THE TASK ▸ Pull every line holding the word "Properties" from the data below and copy it.

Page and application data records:
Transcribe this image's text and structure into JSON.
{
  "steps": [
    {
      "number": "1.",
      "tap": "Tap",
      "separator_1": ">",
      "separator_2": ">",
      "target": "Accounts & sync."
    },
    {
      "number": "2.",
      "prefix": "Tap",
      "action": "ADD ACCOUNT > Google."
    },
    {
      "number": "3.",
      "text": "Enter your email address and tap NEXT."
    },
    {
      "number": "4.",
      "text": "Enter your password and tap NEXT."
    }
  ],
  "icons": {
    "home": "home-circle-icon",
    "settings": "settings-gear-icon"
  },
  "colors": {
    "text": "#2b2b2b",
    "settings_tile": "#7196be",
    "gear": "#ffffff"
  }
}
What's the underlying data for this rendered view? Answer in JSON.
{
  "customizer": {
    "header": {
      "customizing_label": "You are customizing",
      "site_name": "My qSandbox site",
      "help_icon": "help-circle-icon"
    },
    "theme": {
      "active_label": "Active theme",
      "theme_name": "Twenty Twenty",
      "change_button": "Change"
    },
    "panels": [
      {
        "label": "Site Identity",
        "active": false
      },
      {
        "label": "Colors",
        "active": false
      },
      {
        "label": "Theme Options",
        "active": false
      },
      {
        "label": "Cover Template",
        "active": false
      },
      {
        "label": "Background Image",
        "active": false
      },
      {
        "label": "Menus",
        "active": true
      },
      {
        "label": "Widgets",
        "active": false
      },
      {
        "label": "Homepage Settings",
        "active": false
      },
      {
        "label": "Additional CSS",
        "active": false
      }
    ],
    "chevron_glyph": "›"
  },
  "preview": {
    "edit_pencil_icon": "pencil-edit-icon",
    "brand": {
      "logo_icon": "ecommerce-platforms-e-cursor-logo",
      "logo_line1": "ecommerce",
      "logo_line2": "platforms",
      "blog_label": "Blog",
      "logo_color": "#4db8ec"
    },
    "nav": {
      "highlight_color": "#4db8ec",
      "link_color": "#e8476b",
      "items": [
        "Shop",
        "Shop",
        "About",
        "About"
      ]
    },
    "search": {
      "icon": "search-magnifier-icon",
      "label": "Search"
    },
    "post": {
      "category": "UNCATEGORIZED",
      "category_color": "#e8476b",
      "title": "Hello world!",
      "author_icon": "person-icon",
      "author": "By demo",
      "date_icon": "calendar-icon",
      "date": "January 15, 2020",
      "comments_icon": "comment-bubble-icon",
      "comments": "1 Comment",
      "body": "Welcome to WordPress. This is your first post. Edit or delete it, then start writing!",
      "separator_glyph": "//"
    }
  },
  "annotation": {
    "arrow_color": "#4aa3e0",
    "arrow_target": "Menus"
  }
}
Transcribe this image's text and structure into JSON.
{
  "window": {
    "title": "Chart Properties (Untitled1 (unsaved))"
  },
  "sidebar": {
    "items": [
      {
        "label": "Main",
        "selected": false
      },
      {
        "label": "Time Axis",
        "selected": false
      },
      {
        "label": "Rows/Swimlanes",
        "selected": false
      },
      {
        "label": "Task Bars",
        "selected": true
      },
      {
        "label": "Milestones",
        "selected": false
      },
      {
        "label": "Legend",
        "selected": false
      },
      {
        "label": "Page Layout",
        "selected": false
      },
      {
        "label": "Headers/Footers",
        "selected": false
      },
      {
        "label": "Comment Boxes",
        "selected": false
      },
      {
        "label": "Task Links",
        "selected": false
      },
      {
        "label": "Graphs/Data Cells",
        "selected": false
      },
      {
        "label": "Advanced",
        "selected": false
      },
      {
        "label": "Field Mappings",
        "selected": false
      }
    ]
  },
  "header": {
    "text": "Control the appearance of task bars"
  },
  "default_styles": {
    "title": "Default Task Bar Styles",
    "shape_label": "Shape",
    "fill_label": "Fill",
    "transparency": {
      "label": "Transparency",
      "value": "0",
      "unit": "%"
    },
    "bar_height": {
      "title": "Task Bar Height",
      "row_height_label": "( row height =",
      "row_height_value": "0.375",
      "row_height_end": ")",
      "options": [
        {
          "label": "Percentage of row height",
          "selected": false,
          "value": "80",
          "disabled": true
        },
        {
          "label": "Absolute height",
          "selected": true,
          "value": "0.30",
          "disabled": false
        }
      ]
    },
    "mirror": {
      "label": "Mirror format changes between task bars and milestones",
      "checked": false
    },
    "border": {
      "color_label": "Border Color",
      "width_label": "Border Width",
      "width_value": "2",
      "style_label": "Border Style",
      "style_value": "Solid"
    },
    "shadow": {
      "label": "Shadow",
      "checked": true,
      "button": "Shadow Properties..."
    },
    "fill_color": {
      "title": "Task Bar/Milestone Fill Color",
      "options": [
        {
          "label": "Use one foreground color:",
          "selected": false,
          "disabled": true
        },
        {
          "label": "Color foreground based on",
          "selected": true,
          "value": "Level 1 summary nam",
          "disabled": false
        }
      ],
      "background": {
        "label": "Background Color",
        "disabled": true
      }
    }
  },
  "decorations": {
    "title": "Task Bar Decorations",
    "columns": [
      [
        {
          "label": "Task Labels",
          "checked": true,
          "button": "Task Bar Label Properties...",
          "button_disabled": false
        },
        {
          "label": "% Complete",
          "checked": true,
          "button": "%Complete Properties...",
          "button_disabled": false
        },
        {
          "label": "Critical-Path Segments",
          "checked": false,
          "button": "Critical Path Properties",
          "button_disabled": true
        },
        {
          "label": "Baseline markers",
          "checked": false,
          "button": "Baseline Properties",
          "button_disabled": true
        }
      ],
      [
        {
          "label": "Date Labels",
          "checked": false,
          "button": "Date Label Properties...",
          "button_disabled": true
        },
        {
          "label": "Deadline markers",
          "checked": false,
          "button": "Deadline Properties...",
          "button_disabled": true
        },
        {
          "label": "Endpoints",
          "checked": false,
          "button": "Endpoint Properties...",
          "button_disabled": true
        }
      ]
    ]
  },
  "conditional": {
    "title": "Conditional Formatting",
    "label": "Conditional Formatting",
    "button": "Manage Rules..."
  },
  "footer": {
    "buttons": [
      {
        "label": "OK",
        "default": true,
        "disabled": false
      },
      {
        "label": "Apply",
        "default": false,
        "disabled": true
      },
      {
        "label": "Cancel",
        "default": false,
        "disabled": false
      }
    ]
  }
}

OUTPUT OF THE TASK ▸
    "title": "Chart Properties (Untitled1 (unsaved))"
      "button": "Shadow Properties..."
          "button": "Task Bar Label Properties...",
          "button": "%Complete Properties...",
          "button": "Critical Path Properties",
          "button": "Baseline Properties",
          "button": "Date Label Properties...",
          "button": "Deadline Properties...",
          "button": "Endpoint Properties...",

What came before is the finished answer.